The point of this story is that every plot should have a driving element, a catalyst for the rest of the film’s events. In recent years the most obvious example would be the ‘Rabbit’s Foot’ in Mission: Impossible 3; we know it’s important, but what exactly is it? Hitchcock was always adamant that the McGuffin should only be used to propel the plot, not to control it. Most of Memento spits in the face of that idea, as Nolan creates multiple McGuffin’s for Shelby; with his memory loss being the main one.

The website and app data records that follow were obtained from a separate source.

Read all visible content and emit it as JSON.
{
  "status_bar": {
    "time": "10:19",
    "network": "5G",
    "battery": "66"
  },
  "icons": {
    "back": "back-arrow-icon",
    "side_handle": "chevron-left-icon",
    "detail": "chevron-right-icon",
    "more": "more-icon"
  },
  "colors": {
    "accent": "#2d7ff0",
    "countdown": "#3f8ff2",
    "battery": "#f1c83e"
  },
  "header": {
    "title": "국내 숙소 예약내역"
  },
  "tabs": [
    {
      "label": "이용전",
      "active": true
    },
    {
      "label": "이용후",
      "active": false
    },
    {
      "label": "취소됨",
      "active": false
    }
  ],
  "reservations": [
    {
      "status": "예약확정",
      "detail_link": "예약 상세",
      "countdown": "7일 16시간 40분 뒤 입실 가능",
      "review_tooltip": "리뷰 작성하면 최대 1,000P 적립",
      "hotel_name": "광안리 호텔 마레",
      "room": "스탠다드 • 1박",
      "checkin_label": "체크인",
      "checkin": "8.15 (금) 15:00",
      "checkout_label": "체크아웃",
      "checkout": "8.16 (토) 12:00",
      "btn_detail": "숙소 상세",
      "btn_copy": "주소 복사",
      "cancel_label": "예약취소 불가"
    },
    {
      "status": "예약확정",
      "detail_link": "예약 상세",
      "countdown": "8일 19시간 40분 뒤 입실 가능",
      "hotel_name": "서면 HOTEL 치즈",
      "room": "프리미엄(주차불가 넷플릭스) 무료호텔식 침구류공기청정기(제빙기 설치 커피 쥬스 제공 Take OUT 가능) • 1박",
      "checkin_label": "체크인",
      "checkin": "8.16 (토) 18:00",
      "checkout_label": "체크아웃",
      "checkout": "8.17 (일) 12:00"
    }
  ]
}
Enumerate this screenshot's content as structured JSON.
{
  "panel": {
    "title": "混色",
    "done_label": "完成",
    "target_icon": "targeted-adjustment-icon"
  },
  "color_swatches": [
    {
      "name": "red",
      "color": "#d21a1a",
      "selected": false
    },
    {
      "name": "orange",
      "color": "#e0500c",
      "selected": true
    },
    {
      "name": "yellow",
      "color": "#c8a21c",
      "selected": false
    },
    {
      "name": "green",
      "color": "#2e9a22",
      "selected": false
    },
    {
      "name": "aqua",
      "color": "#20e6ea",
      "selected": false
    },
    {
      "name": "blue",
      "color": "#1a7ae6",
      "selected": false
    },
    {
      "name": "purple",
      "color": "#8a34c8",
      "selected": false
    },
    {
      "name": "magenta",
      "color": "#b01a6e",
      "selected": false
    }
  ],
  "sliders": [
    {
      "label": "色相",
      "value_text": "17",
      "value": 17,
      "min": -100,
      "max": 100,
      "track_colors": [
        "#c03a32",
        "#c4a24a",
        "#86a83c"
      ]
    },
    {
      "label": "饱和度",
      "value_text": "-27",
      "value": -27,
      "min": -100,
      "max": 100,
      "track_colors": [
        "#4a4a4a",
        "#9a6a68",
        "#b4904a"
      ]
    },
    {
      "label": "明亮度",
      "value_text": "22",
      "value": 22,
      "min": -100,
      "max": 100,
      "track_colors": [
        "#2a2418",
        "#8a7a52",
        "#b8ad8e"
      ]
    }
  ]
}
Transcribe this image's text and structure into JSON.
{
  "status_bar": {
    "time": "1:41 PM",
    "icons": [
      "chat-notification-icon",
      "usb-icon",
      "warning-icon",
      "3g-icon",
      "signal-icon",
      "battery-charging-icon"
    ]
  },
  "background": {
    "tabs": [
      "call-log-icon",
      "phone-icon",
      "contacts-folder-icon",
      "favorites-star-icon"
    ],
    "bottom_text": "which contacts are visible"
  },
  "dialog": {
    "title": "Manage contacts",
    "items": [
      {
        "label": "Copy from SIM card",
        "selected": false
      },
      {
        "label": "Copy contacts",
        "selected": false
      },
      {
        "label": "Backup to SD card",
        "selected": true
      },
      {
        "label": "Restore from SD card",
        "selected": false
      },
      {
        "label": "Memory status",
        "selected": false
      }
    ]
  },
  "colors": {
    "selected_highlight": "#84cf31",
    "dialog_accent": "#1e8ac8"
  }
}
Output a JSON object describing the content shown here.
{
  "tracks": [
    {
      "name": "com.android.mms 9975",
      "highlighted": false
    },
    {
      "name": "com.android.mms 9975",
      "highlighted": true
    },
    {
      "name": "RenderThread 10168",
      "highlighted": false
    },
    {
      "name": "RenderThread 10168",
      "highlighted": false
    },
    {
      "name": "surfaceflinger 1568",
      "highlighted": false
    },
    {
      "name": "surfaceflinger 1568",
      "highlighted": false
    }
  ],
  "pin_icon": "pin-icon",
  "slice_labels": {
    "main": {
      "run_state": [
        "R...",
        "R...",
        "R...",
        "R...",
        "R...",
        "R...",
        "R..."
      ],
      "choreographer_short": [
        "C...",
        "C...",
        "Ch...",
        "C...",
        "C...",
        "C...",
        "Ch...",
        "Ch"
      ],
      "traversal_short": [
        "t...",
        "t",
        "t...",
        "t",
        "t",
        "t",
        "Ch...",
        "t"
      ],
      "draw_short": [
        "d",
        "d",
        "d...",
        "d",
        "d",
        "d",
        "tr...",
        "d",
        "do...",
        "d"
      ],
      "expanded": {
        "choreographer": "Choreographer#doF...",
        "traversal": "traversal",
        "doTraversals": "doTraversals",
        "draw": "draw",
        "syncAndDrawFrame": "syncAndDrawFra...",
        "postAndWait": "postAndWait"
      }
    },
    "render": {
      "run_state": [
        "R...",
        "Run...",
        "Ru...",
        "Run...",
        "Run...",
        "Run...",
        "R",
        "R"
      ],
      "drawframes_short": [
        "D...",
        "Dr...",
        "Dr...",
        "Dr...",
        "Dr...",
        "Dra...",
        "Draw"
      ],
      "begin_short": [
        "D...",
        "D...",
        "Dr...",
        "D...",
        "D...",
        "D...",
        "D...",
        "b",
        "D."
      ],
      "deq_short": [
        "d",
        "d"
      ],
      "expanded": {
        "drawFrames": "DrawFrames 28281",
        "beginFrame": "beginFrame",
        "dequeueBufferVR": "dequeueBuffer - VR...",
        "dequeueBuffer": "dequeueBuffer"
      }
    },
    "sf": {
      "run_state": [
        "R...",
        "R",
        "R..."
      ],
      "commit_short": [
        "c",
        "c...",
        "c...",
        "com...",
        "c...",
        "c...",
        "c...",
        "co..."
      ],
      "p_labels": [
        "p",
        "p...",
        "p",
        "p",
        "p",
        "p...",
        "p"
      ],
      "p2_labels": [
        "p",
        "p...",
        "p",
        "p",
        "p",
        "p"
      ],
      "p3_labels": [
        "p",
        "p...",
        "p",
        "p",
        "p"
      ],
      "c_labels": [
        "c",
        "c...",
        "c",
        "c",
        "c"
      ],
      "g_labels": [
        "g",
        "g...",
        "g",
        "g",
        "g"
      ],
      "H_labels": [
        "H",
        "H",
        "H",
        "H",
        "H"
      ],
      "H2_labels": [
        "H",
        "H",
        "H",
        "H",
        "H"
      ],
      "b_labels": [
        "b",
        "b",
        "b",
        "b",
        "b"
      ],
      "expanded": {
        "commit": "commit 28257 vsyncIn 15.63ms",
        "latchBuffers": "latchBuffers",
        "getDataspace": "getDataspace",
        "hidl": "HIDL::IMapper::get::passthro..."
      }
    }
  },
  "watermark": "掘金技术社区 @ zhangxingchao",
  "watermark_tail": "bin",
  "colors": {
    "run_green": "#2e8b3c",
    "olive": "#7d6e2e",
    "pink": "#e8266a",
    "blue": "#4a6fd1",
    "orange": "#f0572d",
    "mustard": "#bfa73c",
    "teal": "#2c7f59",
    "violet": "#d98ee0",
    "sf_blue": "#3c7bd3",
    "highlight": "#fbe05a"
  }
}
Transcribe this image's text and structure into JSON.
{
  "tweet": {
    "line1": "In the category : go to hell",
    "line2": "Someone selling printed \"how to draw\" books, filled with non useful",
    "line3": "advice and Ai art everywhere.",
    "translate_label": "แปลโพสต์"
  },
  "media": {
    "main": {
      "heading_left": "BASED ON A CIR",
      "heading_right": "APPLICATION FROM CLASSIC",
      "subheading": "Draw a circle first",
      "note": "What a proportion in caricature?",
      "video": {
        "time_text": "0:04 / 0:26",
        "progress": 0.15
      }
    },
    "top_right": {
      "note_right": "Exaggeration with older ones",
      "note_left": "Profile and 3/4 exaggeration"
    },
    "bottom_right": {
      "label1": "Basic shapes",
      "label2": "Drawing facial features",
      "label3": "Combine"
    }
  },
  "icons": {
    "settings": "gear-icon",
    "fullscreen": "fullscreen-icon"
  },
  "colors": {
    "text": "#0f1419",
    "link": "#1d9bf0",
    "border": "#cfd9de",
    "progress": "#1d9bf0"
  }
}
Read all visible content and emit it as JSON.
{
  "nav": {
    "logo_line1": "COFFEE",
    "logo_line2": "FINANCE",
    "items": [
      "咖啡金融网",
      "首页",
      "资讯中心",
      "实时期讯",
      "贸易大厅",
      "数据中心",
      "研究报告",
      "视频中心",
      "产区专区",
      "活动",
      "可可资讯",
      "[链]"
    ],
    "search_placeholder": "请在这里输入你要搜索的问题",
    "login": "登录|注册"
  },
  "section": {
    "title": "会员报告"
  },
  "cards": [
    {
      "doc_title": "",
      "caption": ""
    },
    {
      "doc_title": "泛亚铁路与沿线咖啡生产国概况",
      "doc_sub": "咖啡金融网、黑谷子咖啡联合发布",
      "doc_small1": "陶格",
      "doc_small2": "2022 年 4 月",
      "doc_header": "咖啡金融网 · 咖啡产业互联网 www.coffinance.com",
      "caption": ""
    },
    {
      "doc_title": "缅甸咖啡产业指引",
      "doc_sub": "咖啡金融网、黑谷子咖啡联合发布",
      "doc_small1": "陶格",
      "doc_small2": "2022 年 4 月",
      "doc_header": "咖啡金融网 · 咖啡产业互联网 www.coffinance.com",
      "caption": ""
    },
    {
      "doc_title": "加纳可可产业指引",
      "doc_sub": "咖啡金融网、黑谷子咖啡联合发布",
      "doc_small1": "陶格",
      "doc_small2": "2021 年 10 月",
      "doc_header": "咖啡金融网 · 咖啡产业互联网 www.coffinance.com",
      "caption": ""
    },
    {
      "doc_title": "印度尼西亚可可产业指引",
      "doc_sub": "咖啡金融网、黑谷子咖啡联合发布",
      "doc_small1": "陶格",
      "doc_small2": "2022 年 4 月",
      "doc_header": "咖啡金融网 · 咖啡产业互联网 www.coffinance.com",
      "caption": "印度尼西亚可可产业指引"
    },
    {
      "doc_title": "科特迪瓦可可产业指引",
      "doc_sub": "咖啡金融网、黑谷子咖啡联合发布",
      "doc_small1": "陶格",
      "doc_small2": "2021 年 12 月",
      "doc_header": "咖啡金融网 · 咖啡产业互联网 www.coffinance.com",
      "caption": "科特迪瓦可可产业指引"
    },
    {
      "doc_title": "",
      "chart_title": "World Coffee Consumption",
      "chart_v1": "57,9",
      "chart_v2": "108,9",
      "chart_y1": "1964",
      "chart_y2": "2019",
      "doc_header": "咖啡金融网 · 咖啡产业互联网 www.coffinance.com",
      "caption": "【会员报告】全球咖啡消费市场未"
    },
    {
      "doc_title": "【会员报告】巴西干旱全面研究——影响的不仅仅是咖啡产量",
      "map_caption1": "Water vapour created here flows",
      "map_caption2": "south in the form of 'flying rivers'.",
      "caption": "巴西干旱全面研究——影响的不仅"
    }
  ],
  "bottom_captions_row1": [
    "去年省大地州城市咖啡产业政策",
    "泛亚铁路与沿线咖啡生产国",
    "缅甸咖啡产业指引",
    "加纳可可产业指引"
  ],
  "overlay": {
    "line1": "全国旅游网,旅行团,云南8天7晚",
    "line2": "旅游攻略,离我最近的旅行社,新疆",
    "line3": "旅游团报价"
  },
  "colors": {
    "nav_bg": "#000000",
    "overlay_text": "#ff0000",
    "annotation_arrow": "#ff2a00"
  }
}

One particular scene within Memento that always impresses is the moment when Shelby has an argument with Natalie. They exchange a poisonous dialogue that builds and builds until Shelby ultimately attacks her. Very shortly after this, Shelby becomes frighteningly aware that his memory will soon reset, and he will not remember this revelatory moment. He steams around the room trying to find a pen, a pencil, anything to write with, but Natalie has removed them; knowing that at any moment Shelby will be a blank slate, and she can use this situation to her advantage.
It is an amazing sequence with some terrific acting, and a prime example of how Nolan uses everything he creates appropriately and in a fitting manner. For Nolan, at this point, the McGuffin isn’t in the box; it’s the train the men are sitting in.
Nolan on Memento:
“Film makers should be able to experiment with narrative without alienating the audience and without creating something that’s impenetrable. I actually see myself as a very mainstream film maker and always have. Even though you aren’t going to get the answers to all of the questions in the film and it is a kind of unsettling film in lots of ways, if you watch it a couple of times it’s pretty much all in there. One of the things I’ve been most satisfied with about the film – after having now watched it with various festival audiences – is that it really lives on in people’s heads.”
Nolan is a big fan of detective novels. Something which plays a key role in the entire body of his work.
Check back tomorrow for Nolan’s first instance of adapting another man’s work with the stylish crime thriller INSOMNIA.